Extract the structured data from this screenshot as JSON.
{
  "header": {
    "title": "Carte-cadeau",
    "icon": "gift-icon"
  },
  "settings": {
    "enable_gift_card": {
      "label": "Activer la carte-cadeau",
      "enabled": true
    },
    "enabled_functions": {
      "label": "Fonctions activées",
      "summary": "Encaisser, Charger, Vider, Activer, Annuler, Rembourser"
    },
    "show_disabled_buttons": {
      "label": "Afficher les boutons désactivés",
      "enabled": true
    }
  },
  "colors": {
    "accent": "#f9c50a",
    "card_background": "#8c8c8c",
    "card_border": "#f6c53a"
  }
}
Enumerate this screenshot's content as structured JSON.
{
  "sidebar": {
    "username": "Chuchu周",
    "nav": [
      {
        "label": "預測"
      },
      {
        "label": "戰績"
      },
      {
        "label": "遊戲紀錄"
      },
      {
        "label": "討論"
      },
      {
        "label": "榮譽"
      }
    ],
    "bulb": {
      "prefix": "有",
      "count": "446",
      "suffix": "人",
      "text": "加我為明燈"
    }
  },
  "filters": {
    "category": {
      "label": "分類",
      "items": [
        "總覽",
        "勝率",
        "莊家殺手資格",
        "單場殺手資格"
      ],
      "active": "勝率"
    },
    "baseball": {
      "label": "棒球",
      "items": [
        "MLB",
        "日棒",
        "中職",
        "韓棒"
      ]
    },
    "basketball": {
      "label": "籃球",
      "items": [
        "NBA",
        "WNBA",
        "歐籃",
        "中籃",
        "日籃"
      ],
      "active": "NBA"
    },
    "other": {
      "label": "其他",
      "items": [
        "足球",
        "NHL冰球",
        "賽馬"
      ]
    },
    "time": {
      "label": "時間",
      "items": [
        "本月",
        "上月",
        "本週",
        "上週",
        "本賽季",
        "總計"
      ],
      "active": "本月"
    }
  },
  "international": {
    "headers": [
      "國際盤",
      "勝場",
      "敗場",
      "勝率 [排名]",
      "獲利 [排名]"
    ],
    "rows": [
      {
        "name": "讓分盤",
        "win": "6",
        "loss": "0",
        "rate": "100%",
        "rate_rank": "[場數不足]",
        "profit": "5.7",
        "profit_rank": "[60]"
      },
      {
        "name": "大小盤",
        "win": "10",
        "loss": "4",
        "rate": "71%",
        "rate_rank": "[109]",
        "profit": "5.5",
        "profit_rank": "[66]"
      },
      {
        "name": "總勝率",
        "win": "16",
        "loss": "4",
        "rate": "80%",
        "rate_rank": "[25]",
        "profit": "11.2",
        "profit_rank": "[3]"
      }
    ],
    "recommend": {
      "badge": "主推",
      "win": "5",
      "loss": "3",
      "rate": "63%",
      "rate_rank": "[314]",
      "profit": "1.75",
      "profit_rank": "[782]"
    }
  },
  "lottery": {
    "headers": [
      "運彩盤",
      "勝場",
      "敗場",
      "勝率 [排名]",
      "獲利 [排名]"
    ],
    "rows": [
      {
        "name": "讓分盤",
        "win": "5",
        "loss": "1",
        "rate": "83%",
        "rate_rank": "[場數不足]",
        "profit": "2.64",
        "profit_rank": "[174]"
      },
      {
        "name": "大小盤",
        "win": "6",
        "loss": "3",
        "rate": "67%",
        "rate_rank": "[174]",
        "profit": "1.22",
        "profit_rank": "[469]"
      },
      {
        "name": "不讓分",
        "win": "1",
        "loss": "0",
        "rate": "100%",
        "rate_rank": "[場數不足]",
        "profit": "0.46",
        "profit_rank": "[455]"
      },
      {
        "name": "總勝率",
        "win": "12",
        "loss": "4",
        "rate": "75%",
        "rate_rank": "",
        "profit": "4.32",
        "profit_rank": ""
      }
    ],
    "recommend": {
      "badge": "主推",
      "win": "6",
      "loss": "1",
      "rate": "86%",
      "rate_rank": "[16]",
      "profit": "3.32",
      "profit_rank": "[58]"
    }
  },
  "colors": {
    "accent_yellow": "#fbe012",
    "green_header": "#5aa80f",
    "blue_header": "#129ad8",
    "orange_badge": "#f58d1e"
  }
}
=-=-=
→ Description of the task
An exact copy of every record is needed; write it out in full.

→ Written response
Extract the structured data from this screenshot as JSON.
{
  "header": {
    "title": "Carte-cadeau",
    "icon": "gift-icon"
  },
  "settings": {
    "enable_gift_card": {
      "label": "Activer la carte-cadeau",
      "enabled": true
    },
    "enabled_functions": {
      "label": "Fonctions activées",
      "summary": "Encaisser, Charger, Vider, Activer, Annuler, Rembourser"
    },
    "show_disabled_buttons": {
      "label": "Afficher les boutons désactivés",
      "enabled": true
    }
  },
  "colors": {
    "accent": "#f9c50a",
    "card_background": "#8c8c8c",
    "card_border": "#f6c53a"
  }
}
Enumerate this screenshot's content as structured JSON.
{
  "sidebar": {
    "username": "Chuchu周",
    "nav": [
      {
        "label": "預測"
      },
      {
        "label": "戰績"
      },
      {
        "label": "遊戲紀錄"
      },
      {
        "label": "討論"
      },
      {
        "label": "榮譽"
      }
    ],
    "bulb": {
      "prefix": "有",
      "count": "446",
      "suffix": "人",
      "text": "加我為明燈"
    }
  },
  "filters": {
    "category": {
      "label": "分類",
      "items": [
        "總覽",
        "勝率",
        "莊家殺手資格",
        "單場殺手資格"
      ],
      "active": "勝率"
    },
    "baseball": {
      "label": "棒球",
      "items": [
        "MLB",
        "日棒",
        "中職",
        "韓棒"
      ]
    },
    "basketball": {
      "label": "籃球",
      "items": [
        "NBA",
        "WNBA",
        "歐籃",
        "中籃",
        "日籃"
      ],
      "active": "NBA"
    },
    "other": {
      "label": "其他",
      "items": [
        "足球",
        "NHL冰球",
        "賽馬"
      ]
    },
    "time": {
      "label": "時間",
      "items": [
        "本月",
        "上月",
        "本週",
        "上週",
        "本賽季",
        "總計"
      ],
      "active": "本月"
    }
  },
  "international": {
    "headers": [
      "國際盤",
      "勝場",
      "敗場",
      "勝率 [排名]",
      "獲利 [排名]"
    ],
    "rows": [
      {
        "name": "讓分盤",
        "win": "6",
        "loss": "0",
        "rate": "100%",
        "rate_rank": "[場數不足]",
        "profit": "5.7",
        "profit_rank": "[60]"
      },
      {
        "name": "大小盤",
        "win": "10",
        "loss": "4",
        "rate": "71%",
        "rate_rank": "[109]",
        "profit": "5.5",
        "profit_rank": "[66]"
      },
      {
        "name": "總勝率",
        "win": "16",
        "loss": "4",
        "rate": "80%",
        "rate_rank": "[25]",
        "profit": "11.2",
        "profit_rank": "[3]"
      }
    ],
    "recommend": {
      "badge": "主推",
      "win": "5",
      "loss": "3",
      "rate": "63%",
      "rate_rank": "[314]",
      "profit": "1.75",
      "profit_rank": "[782]"
    }
  },
  "lottery": {
    "headers": [
      "運彩盤",
      "勝場",
      "敗場",
      "勝率 [排名]",
      "獲利 [排名]"
    ],
    "rows": [
      {
        "name": "讓分盤",
        "win": "5",
        "loss": "1",
        "rate": "83%",
        "rate_rank": "[場數不足]",
        "profit": "2.64",
        "profit_rank": "[174]"
      },
      {
        "name": "大小盤",
        "win": "6",
        "loss": "3",
        "rate": "67%",
        "rate_rank": "[174]",
        "profit": "1.22",
        "profit_rank": "[469]"
      },
      {
        "name": "不讓分",
        "win": "1",
        "loss": "0",
        "rate": "100%",
        "rate_rank": "[場數不足]",
        "profit": "0.46",
        "profit_rank": "[455]"
      },
      {
        "name": "總勝率",
        "win": "12",
        "loss": "4",
        "rate": "75%",
        "rate_rank": "",
        "profit": "4.32",
        "profit_rank": ""
      }
    ],
    "recommend": {
      "badge": "主推",
      "win": "6",
      "loss": "1",
      "rate": "86%",
      "rate_rank": "[16]",
      "profit": "3.32",
      "profit_rank": "[58]"
    }
  },
  "colors": {
    "accent_yellow": "#fbe012",
    "green_header": "#5aa80f",
    "blue_header": "#129ad8",
    "orange_badge": "#f58d1e"
  }
}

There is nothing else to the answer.